- [Task directions]:
If a line in the records below includes the word "saison", count it, then give the total and nothing else.

- [Data for review]:
::::::
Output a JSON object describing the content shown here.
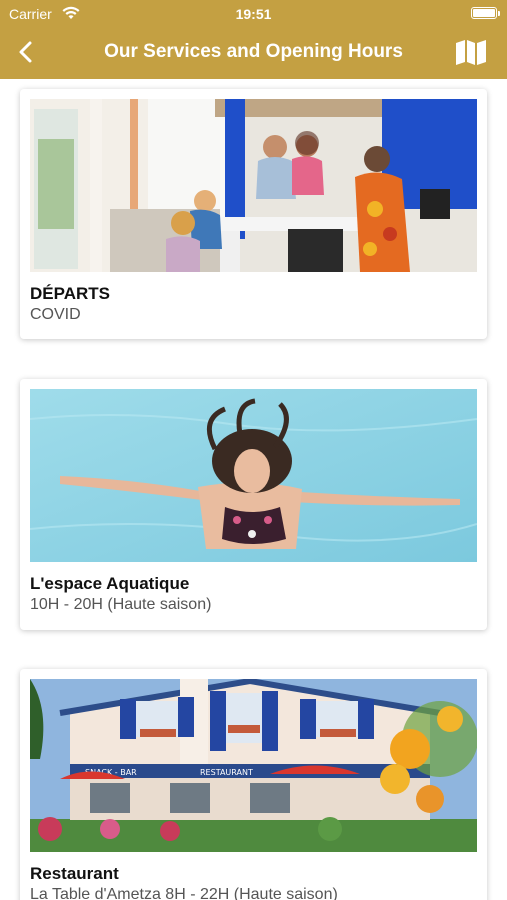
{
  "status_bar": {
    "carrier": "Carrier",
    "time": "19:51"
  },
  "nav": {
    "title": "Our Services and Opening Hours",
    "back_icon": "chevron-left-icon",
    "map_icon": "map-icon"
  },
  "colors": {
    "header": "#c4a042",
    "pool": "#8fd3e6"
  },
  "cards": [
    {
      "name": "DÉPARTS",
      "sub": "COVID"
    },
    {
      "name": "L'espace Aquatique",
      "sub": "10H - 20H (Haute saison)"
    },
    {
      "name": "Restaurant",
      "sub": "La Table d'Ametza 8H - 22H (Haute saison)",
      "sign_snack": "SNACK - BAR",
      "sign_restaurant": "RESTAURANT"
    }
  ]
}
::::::
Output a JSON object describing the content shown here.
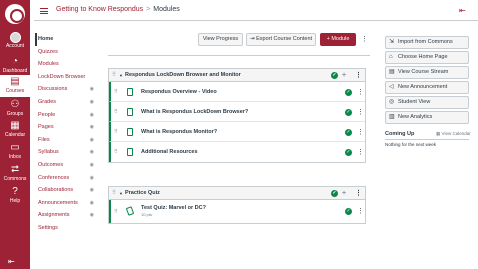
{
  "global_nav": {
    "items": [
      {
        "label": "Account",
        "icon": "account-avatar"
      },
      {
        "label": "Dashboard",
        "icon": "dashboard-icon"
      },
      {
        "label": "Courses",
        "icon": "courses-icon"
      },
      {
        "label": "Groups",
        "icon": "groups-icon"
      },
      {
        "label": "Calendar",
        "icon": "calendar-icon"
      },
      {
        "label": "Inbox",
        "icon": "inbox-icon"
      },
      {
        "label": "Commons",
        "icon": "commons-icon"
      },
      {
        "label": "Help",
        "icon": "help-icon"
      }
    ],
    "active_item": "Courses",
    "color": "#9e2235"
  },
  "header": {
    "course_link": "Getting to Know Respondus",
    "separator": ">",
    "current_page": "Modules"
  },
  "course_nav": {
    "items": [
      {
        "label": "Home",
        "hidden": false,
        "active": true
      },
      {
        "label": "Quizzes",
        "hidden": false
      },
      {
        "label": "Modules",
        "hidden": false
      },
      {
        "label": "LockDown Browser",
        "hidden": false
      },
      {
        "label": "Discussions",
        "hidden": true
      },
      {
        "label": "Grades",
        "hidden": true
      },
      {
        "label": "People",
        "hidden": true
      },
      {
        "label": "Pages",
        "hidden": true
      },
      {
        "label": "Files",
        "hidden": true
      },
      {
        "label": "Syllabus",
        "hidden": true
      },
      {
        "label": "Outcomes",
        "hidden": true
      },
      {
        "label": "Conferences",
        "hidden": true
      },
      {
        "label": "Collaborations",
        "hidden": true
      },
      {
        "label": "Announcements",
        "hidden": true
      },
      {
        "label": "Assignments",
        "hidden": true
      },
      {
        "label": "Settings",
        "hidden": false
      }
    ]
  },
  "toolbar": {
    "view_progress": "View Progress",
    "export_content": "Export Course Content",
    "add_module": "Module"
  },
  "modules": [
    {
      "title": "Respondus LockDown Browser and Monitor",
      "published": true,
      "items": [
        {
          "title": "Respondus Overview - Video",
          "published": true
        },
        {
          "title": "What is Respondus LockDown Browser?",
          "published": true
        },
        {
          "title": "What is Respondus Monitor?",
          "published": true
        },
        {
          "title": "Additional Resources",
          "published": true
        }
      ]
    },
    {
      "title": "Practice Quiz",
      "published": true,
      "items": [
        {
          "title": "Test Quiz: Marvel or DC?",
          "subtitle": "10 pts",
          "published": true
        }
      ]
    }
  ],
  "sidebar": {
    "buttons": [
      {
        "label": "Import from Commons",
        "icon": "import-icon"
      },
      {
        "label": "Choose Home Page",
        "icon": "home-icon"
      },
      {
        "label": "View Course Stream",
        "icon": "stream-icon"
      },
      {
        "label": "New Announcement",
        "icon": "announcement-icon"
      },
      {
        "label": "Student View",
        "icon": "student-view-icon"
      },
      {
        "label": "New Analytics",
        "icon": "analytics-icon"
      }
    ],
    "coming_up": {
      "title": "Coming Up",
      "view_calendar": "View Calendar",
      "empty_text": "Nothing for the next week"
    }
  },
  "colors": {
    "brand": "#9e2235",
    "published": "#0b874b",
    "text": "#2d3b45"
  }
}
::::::
- [Exercise solution]:
2